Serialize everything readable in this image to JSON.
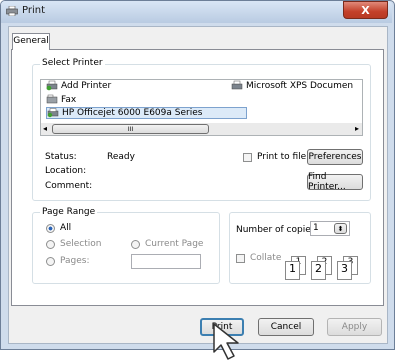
{
  "window": {
    "title": "Print",
    "close_label": "X"
  },
  "tabs": [
    {
      "label": "General"
    }
  ],
  "select_printer": {
    "legend": "Select Printer",
    "printers": [
      {
        "label": "Add Printer"
      },
      {
        "label": "Microsoft XPS Documen"
      },
      {
        "label": "Fax"
      },
      {
        "label": "HP Officejet 6000 E609a Series"
      }
    ],
    "scroll_thumb": "III",
    "status_label": "Status:",
    "status_value": "Ready",
    "location_label": "Location:",
    "comment_label": "Comment:",
    "print_to_file_label": "Print to file",
    "preferences_label": "Preferences",
    "find_printer_label": "Find Printer..."
  },
  "page_range": {
    "legend": "Page Range",
    "all_label": "All",
    "selection_label": "Selection",
    "current_page_label": "Current Page",
    "pages_label": "Pages:"
  },
  "copies": {
    "number_label": "Number of copies:",
    "number_value": "1",
    "collate_label": "Collate",
    "collate_icons": [
      "1",
      "1",
      "2",
      "2",
      "3",
      "3"
    ]
  },
  "buttons": {
    "print": "Print",
    "cancel": "Cancel",
    "apply": "Apply"
  }
}
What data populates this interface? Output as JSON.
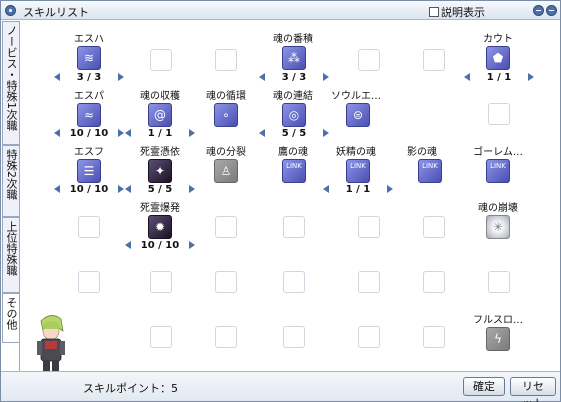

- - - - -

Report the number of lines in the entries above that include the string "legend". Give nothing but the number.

» **RESPONSE**:
2